Mindful of my own advice to not store whiskey too long before consumption, I looked into one of my storage cupboards – dark & at constant temperature – to find a shocking amount of bottles.
The Ballechin was one that attracted me.
It had a few things going for it.
To begin with – it was a small bottle that wouldn’t be around for long after opening. More pertinently it bore 3 phrases pleasing to my palate; unchill filtered, natural colour & heavily peated.
The nose was a mixture of peat smoke infused with dark stone fruits.
Rather than a dry ashy peatiness – a luscious smooth & engaging fruitiness eased me into a warming peat fire which wrapped me in it’s cosy embrace.
A gorgeously engaging whiskey to savor.
Interestingly, for the first 160 years of it’s existence from 1825, there were no single malt bottlings. All product was used for fillings in the highly successful blended scotch market. Only in 1986 did Edradour start releasing their own single malts when that category began to rise in popularity.
All this information was gleaned from Charles MaClean’s Whiskipedia book.
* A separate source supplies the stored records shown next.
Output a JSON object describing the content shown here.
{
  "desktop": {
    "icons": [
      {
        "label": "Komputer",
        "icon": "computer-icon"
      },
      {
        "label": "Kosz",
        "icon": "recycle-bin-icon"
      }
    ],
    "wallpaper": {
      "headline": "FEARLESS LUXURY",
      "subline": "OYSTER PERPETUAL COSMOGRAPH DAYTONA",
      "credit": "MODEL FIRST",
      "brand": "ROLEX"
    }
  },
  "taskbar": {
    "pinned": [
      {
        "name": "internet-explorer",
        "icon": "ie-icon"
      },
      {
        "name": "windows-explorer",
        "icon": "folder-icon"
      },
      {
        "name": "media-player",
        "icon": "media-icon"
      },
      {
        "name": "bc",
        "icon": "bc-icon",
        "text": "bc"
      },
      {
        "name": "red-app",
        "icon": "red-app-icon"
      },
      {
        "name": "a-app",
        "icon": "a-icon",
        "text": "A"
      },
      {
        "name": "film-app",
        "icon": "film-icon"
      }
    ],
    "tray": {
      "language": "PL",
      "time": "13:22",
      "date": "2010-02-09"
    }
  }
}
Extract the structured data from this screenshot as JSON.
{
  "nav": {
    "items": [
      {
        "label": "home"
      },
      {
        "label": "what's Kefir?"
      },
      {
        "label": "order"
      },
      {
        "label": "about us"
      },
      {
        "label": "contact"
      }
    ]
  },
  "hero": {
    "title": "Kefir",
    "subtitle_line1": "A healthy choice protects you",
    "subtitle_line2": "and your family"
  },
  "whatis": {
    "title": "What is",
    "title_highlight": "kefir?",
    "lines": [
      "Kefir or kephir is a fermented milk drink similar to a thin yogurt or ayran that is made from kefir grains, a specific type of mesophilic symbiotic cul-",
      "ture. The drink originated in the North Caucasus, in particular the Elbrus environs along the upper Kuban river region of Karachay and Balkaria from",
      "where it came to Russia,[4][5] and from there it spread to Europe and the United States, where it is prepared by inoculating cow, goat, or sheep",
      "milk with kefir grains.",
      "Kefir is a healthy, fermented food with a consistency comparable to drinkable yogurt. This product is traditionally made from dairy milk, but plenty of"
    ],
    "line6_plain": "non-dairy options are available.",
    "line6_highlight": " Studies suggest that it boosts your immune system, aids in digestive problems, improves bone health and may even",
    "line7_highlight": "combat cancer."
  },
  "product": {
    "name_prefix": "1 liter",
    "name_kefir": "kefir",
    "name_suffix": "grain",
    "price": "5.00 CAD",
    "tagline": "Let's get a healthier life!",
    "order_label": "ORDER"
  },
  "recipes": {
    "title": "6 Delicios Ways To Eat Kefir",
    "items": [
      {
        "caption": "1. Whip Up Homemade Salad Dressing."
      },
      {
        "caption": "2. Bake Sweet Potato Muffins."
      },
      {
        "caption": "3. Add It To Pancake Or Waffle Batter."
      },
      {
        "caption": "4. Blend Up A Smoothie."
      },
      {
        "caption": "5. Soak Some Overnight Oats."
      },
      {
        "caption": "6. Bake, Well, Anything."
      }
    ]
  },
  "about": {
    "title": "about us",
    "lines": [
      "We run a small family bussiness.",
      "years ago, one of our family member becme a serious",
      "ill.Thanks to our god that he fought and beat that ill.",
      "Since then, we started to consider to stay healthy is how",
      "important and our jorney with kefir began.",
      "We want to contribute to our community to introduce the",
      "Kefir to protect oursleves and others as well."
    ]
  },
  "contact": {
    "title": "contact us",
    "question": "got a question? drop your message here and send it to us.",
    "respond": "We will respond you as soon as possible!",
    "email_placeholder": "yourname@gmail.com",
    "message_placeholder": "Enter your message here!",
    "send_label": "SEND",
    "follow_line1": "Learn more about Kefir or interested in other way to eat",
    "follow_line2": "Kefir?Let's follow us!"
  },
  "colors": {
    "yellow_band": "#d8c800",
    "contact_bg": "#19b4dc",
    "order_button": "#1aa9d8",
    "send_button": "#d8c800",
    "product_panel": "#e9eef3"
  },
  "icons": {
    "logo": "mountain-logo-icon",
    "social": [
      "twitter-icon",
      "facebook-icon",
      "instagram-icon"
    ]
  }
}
Which is a mine of information on Scottish Whisky Distilleries.
The perfect accompaniment to a great whisky.